Even though truss-designed roofs are prevalent throughout most of the residential construction industry, there are regions where building with steel frame roofs is still common. There are two common ways to frame the roof of a house: with premanufactured trusses, or with rafters and ceiling joists, commonly called stick framing.
While support roofs are the most popular construction style today, there are regions of the country where builders still prefer steel-frame roofing. There are several reasons for this. One of the most common is that with steel building frame components, it’s easier to customize the roofline. Builders sometimes also prefer this construction method when they want to provide a large attic space or high, vaulted ceilings.
However, building a framed roof is not always easy. Whether it’s because of the growing size of houses, or because roofs are getting more complicated, the code requirements for stick framing roofs have become more complex over the years, too. Meeting current IRC roof framing requirements means builders are really constructing very simple triangles using the rafters and ceiling joists because triangles are known to be the most stable shape.

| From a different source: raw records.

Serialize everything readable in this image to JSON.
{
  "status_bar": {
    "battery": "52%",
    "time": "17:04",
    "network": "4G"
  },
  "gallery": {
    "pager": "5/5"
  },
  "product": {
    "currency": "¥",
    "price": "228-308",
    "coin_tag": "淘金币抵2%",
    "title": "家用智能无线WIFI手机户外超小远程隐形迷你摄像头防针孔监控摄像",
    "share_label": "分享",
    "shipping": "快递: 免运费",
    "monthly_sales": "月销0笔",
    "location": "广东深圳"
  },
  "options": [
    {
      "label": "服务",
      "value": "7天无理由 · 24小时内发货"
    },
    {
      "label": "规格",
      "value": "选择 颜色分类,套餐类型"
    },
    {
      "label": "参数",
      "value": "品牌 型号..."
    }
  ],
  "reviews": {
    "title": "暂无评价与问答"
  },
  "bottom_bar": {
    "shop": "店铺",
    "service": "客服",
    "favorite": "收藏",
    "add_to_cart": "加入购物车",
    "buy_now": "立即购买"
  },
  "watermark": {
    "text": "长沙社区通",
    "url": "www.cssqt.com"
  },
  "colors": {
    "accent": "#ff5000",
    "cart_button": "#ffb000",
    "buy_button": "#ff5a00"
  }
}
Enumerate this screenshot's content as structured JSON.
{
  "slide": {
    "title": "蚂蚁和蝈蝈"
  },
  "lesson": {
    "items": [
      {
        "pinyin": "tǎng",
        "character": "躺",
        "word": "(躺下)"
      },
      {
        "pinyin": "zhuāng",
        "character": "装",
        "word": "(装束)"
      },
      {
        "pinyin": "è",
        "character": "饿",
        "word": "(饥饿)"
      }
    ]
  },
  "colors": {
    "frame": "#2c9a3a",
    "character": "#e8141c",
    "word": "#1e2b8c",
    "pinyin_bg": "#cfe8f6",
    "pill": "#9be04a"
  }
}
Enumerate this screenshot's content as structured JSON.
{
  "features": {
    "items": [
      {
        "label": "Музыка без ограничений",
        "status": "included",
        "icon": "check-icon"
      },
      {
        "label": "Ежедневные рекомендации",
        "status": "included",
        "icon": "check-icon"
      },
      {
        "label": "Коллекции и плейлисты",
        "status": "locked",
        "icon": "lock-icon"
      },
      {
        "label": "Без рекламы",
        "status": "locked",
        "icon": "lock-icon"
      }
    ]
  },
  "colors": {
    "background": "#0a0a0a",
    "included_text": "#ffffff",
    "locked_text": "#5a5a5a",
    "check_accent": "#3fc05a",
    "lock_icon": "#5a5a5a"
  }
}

In order to maintain the triangle shape, there are specific requirements for how to fasten the corners of the triangle together. Most importantly, the bottom of each triangle must be fastened securely to the rafters on each end and must continue across the entire width of the ceiling so they keep the ends of the rafters from spreading out when loaded.